§ **EXERCISE DIRECTIONS**: With no line left out, restate the data word for word.

§ **DATA SHOWN**:
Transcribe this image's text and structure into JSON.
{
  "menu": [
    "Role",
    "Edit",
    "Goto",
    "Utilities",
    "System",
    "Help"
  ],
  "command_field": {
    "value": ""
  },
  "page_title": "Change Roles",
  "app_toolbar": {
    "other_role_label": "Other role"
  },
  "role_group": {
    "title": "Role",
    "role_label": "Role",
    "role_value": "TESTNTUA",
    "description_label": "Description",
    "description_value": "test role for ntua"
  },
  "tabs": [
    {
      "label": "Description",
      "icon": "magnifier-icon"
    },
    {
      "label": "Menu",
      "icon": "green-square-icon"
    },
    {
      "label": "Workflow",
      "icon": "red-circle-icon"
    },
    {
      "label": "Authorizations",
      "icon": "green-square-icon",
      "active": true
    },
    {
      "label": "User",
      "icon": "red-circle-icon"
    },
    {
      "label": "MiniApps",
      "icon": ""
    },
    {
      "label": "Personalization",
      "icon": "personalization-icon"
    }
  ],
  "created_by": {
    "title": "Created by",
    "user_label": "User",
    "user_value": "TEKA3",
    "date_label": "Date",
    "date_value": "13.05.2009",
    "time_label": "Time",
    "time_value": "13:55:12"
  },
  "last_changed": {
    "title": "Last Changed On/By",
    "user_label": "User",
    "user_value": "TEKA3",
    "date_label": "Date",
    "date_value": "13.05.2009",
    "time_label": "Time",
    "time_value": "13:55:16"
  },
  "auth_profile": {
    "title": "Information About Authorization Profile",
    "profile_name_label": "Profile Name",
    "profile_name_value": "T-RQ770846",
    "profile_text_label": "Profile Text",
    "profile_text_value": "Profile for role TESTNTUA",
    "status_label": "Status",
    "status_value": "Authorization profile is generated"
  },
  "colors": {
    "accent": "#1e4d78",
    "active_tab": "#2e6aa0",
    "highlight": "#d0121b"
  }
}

§ **WRITTEN REPLY**:
Transcribe this image's text and structure into JSON.
{
  "menu": [
    "Role",
    "Edit",
    "Goto",
    "Utilities",
    "System",
    "Help"
  ],
  "command_field": {
    "value": ""
  },
  "page_title": "Change Roles",
  "app_toolbar": {
    "other_role_label": "Other role"
  },
  "role_group": {
    "title": "Role",
    "role_label": "Role",
    "role_value": "TESTNTUA",
    "description_label": "Description",
    "description_value": "test role for ntua"
  },
  "tabs": [
    {
      "label": "Description",
      "icon": "magnifier-icon"
    },
    {
      "label": "Menu",
      "icon": "green-square-icon"
    },
    {
      "label": "Workflow",
      "icon": "red-circle-icon"
    },
    {
      "label": "Authorizations",
      "icon": "green-square-icon",
      "active": true
    },
    {
      "label": "User",
      "icon": "red-circle-icon"
    },
    {
      "label": "MiniApps",
      "icon": ""
    },
    {
      "label": "Personalization",
      "icon": "personalization-icon"
    }
  ],
  "created_by": {
    "title": "Created by",
    "user_label": "User",
    "user_value": "TEKA3",
    "date_label": "Date",
    "date_value": "13.05.2009",
    "time_label": "Time",
    "time_value": "13:55:12"
  },
  "last_changed": {
    "title": "Last Changed On/By",
    "user_label": "User",
    "user_value": "TEKA3",
    "date_label": "Date",
    "date_value": "13.05.2009",
    "time_label": "Time",
    "time_value": "13:55:16"
  },
  "auth_profile": {
    "title": "Information About Authorization Profile",
    "profile_name_label": "Profile Name",
    "profile_name_value": "T-RQ770846",
    "profile_text_label": "Profile Text",
    "profile_text_value": "Profile for role TESTNTUA",
    "status_label": "Status",
    "status_value": "Authorization profile is generated"
  },
  "colors": {
    "accent": "#1e4d78",
    "active_tab": "#2e6aa0",
    "highlight": "#d0121b"
  }
}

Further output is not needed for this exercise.